((
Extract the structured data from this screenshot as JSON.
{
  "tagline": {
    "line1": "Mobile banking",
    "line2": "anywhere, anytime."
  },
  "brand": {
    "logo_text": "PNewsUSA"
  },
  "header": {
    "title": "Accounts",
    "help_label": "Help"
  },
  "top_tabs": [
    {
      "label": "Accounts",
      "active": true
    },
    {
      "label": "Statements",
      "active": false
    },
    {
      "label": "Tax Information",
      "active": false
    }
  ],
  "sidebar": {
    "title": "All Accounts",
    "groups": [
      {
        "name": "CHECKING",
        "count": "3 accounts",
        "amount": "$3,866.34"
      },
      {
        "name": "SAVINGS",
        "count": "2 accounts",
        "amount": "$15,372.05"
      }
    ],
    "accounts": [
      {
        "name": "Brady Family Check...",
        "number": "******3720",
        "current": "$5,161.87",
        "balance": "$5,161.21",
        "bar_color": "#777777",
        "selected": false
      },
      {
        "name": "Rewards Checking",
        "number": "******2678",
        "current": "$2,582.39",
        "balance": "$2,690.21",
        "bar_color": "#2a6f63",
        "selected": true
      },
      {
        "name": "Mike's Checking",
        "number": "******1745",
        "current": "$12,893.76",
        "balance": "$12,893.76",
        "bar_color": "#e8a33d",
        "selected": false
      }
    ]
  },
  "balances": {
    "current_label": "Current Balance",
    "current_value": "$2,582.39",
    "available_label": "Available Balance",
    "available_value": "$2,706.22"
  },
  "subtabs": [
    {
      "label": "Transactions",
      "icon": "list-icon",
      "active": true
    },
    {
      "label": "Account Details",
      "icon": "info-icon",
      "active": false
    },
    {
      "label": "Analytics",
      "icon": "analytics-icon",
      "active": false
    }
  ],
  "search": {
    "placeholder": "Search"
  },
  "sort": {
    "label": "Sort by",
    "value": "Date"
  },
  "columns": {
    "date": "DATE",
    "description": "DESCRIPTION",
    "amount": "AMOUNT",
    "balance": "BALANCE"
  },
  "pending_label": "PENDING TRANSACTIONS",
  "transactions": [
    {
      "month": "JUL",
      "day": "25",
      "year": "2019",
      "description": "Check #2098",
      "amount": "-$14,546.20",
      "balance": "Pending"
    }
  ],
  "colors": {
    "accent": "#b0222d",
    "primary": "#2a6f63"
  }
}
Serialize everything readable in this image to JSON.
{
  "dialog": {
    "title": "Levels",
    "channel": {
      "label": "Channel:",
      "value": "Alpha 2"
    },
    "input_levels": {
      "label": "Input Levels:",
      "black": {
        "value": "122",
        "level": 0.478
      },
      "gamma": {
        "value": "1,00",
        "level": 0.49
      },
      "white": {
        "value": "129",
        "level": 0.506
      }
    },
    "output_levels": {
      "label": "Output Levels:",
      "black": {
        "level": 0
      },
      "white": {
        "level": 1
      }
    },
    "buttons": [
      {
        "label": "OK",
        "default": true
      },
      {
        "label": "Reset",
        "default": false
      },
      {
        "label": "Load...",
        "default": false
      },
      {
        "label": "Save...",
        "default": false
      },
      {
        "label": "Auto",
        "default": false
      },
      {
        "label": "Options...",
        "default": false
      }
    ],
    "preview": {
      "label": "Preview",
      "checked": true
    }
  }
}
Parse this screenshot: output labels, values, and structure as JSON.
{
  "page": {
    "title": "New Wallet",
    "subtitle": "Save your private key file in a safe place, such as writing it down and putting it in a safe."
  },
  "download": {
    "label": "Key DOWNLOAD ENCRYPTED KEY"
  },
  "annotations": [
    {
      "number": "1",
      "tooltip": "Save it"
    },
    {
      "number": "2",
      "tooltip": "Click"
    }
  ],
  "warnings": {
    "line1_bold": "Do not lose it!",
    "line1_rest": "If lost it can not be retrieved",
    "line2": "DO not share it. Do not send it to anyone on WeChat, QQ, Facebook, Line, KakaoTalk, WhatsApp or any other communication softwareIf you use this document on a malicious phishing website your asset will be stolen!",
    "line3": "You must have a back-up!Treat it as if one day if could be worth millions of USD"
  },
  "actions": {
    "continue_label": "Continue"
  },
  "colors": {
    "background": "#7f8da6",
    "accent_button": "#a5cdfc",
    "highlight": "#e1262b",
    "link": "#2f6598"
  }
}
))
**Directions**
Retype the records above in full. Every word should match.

**The answer**
Extract the structured data from this screenshot as JSON.
{
  "tagline": {
    "line1": "Mobile banking",
    "line2": "anywhere, anytime."
  },
  "brand": {
    "logo_text": "PNewsUSA"
  },
  "header": {
    "title": "Accounts",
    "help_label": "Help"
  },
  "top_tabs": [
    {
      "label": "Accounts",
      "active": true
    },
    {
      "label": "Statements",
      "active": false
    },
    {
      "label": "Tax Information",
      "active": false
    }
  ],
  "sidebar": {
    "title": "All Accounts",
    "groups": [
      {
        "name": "CHECKING",
        "count": "3 accounts",
        "amount": "$3,866.34"
      },
      {
        "name": "SAVINGS",
        "count": "2 accounts",
        "amount": "$15,372.05"
      }
    ],
    "accounts": [
      {
        "name": "Brady Family Check...",
        "number": "******3720",
        "current": "$5,161.87",
        "balance": "$5,161.21",
        "bar_color": "#777777",
        "selected": false
      },
      {
        "name": "Rewards Checking",
        "number": "******2678",
        "current": "$2,582.39",
        "balance": "$2,690.21",
        "bar_color": "#2a6f63",
        "selected": true
      },
      {
        "name": "Mike's Checking",
        "number": "******1745",
        "current": "$12,893.76",
        "balance": "$12,893.76",
        "bar_color": "#e8a33d",
        "selected": false
      }
    ]
  },
  "balances": {
    "current_label": "Current Balance",
    "current_value": "$2,582.39",
    "available_label": "Available Balance",
    "available_value": "$2,706.22"
  },
  "subtabs": [
    {
      "label": "Transactions",
      "icon": "list-icon",
      "active": true
    },
    {
      "label": "Account Details",
      "icon": "info-icon",
      "active": false
    },
    {
      "label": "Analytics",
      "icon": "analytics-icon",
      "active": false
    }
  ],
  "search": {
    "placeholder": "Search"
  },
  "sort": {
    "label": "Sort by",
    "value": "Date"
  },
  "columns": {
    "date": "DATE",
    "description": "DESCRIPTION",
    "amount": "AMOUNT",
    "balance": "BALANCE"
  },
  "pending_label": "PENDING TRANSACTIONS",
  "transactions": [
    {
      "month": "JUL",
      "day": "25",
      "year": "2019",
      "description": "Check #2098",
      "amount": "-$14,546.20",
      "balance": "Pending"
    }
  ],
  "colors": {
    "accent": "#b0222d",
    "primary": "#2a6f63"
  }
}
Serialize everything readable in this image to JSON.
{
  "dialog": {
    "title": "Levels",
    "channel": {
      "label": "Channel:",
      "value": "Alpha 2"
    },
    "input_levels": {
      "label": "Input Levels:",
      "black": {
        "value": "122",
        "level": 0.478
      },
      "gamma": {
        "value": "1,00",
        "level": 0.49
      },
      "white": {
        "value": "129",
        "level": 0.506
      }
    },
    "output_levels": {
      "label": "Output Levels:",
      "black": {
        "level": 0
      },
      "white": {
        "level": 1
      }
    },
    "buttons": [
      {
        "label": "OK",
        "default": true
      },
      {
        "label": "Reset",
        "default": false
      },
      {
        "label": "Load...",
        "default": false
      },
      {
        "label": "Save...",
        "default": false
      },
      {
        "label": "Auto",
        "default": false
      },
      {
        "label": "Options...",
        "default": false
      }
    ],
    "preview": {
      "label": "Preview",
      "checked": true
    }
  }
}
Parse this screenshot: output labels, values, and structure as JSON.
{
  "page": {
    "title": "New Wallet",
    "subtitle": "Save your private key file in a safe place, such as writing it down and putting it in a safe."
  },
  "download": {
    "label": "Key DOWNLOAD ENCRYPTED KEY"
  },
  "annotations": [
    {
      "number": "1",
      "tooltip": "Save it"
    },
    {
      "number": "2",
      "tooltip": "Click"
    }
  ],
  "warnings": {
    "line1_bold": "Do not lose it!",
    "line1_rest": "If lost it can not be retrieved",
    "line2": "DO not share it. Do not send it to anyone on WeChat, QQ, Facebook, Line, KakaoTalk, WhatsApp or any other communication softwareIf you use this document on a malicious phishing website your asset will be stolen!",
    "line3": "You must have a back-up!Treat it as if one day if could be worth millions of USD"
  },
  "actions": {
    "continue_label": "Continue"
  },
  "colors": {
    "background": "#7f8da6",
    "accent_button": "#a5cdfc",
    "highlight": "#e1262b",
    "link": "#2f6598"
  }
}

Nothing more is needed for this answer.